=== DESCRIPTION OF THE TASK ===
Each line of the material beneath should be duplicated exactly.

(DATA UNDER STUDY Opens)

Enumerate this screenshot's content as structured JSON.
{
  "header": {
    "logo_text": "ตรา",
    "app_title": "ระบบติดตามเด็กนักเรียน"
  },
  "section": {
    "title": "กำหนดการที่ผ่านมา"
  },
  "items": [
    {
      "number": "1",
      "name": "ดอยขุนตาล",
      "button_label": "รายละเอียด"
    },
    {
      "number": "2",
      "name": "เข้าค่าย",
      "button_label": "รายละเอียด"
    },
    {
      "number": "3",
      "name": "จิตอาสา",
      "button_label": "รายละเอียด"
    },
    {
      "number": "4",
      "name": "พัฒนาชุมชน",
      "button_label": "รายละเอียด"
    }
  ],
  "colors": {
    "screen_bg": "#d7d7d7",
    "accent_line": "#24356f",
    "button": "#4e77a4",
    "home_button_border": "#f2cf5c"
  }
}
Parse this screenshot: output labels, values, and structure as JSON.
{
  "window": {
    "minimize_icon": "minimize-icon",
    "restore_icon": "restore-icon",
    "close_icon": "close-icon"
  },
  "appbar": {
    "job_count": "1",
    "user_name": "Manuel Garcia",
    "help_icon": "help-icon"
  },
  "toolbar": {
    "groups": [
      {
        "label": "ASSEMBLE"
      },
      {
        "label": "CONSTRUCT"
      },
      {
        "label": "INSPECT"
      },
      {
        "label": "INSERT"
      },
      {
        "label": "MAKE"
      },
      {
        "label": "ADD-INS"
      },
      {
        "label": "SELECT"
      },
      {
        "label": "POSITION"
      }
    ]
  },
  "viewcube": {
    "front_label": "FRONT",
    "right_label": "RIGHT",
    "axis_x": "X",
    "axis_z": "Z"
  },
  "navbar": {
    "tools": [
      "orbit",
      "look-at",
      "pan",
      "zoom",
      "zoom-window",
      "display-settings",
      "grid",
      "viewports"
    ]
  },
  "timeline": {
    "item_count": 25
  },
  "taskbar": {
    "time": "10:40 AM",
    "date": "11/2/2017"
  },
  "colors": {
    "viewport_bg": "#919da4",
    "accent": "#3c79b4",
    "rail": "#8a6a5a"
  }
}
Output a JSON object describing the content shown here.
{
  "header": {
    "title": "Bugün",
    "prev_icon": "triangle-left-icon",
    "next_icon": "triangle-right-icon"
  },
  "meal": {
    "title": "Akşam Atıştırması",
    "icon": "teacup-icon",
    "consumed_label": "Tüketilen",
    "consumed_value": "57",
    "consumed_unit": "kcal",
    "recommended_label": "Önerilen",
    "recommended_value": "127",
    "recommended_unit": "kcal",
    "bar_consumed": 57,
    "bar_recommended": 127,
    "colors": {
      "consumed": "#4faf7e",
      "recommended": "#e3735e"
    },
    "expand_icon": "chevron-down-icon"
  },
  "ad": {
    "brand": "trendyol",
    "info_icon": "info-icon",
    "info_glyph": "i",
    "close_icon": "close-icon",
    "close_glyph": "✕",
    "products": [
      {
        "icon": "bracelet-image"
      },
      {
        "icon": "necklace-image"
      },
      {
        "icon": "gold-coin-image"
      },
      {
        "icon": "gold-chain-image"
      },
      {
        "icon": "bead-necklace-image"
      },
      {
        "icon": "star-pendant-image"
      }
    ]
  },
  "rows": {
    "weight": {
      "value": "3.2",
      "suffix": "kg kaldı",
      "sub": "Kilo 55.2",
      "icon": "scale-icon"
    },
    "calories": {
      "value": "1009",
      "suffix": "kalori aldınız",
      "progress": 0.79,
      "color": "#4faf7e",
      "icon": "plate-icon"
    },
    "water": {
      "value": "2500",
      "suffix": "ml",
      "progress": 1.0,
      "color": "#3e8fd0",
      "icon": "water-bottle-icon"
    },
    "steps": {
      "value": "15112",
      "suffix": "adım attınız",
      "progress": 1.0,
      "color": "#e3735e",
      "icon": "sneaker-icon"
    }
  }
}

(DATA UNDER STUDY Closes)

=== ANSWER TO THE EXERCISE ===
Enumerate this screenshot's content as structured JSON.
{
  "header": {
    "logo_text": "ตรา",
    "app_title": "ระบบติดตามเด็กนักเรียน"
  },
  "section": {
    "title": "กำหนดการที่ผ่านมา"
  },
  "items": [
    {
      "number": "1",
      "name": "ดอยขุนตาล",
      "button_label": "รายละเอียด"
    },
    {
      "number": "2",
      "name": "เข้าค่าย",
      "button_label": "รายละเอียด"
    },
    {
      "number": "3",
      "name": "จิตอาสา",
      "button_label": "รายละเอียด"
    },
    {
      "number": "4",
      "name": "พัฒนาชุมชน",
      "button_label": "รายละเอียด"
    }
  ],
  "colors": {
    "screen_bg": "#d7d7d7",
    "accent_line": "#24356f",
    "button": "#4e77a4",
    "home_button_border": "#f2cf5c"
  }
}
Parse this screenshot: output labels, values, and structure as JSON.
{
  "window": {
    "minimize_icon": "minimize-icon",
    "restore_icon": "restore-icon",
    "close_icon": "close-icon"
  },
  "appbar": {
    "job_count": "1",
    "user_name": "Manuel Garcia",
    "help_icon": "help-icon"
  },
  "toolbar": {
    "groups": [
      {
        "label": "ASSEMBLE"
      },
      {
        "label": "CONSTRUCT"
      },
      {
        "label": "INSPECT"
      },
      {
        "label": "INSERT"
      },
      {
        "label": "MAKE"
      },
      {
        "label": "ADD-INS"
      },
      {
        "label": "SELECT"
      },
      {
        "label": "POSITION"
      }
    ]
  },
  "viewcube": {
    "front_label": "FRONT",
    "right_label": "RIGHT",
    "axis_x": "X",
    "axis_z": "Z"
  },
  "navbar": {
    "tools": [
      "orbit",
      "look-at",
      "pan",
      "zoom",
      "zoom-window",
      "display-settings",
      "grid",
      "viewports"
    ]
  },
  "timeline": {
    "item_count": 25
  },
  "taskbar": {
    "time": "10:40 AM",
    "date": "11/2/2017"
  },
  "colors": {
    "viewport_bg": "#919da4",
    "accent": "#3c79b4",
    "rail": "#8a6a5a"
  }
}
Output a JSON object describing the content shown here.
{
  "header": {
    "title": "Bugün",
    "prev_icon": "triangle-left-icon",
    "next_icon": "triangle-right-icon"
  },
  "meal": {
    "title": "Akşam Atıştırması",
    "icon": "teacup-icon",
    "consumed_label": "Tüketilen",
    "consumed_value": "57",
    "consumed_unit": "kcal",
    "recommended_label": "Önerilen",
    "recommended_value": "127",
    "recommended_unit": "kcal",
    "bar_consumed": 57,
    "bar_recommended": 127,
    "colors": {
      "consumed": "#4faf7e",
      "recommended": "#e3735e"
    },
    "expand_icon": "chevron-down-icon"
  },
  "ad": {
    "brand": "trendyol",
    "info_icon": "info-icon",
    "info_glyph": "i",
    "close_icon": "close-icon",
    "close_glyph": "✕",
    "products": [
      {
        "icon": "bracelet-image"
      },
      {
        "icon": "necklace-image"
      },
      {
        "icon": "gold-coin-image"
      },
      {
        "icon": "gold-chain-image"
      },
      {
        "icon": "bead-necklace-image"
      },
      {
        "icon": "star-pendant-image"
      }
    ]
  },
  "rows": {
    "weight": {
      "value": "3.2",
      "suffix": "kg kaldı",
      "sub": "Kilo 55.2",
      "icon": "scale-icon"
    },
    "calories": {
      "value": "1009",
      "suffix": "kalori aldınız",
      "progress": 0.79,
      "color": "#4faf7e",
      "icon": "plate-icon"
    },
    "water": {
      "value": "2500",
      "suffix": "ml",
      "progress": 1.0,
      "color": "#3e8fd0",
      "icon": "water-bottle-icon"
    },
    "steps": {
      "value": "15112",
      "suffix": "adım attınız",
      "progress": 1.0,
      "color": "#e3735e",
      "icon": "sneaker-icon"
    }
  }
}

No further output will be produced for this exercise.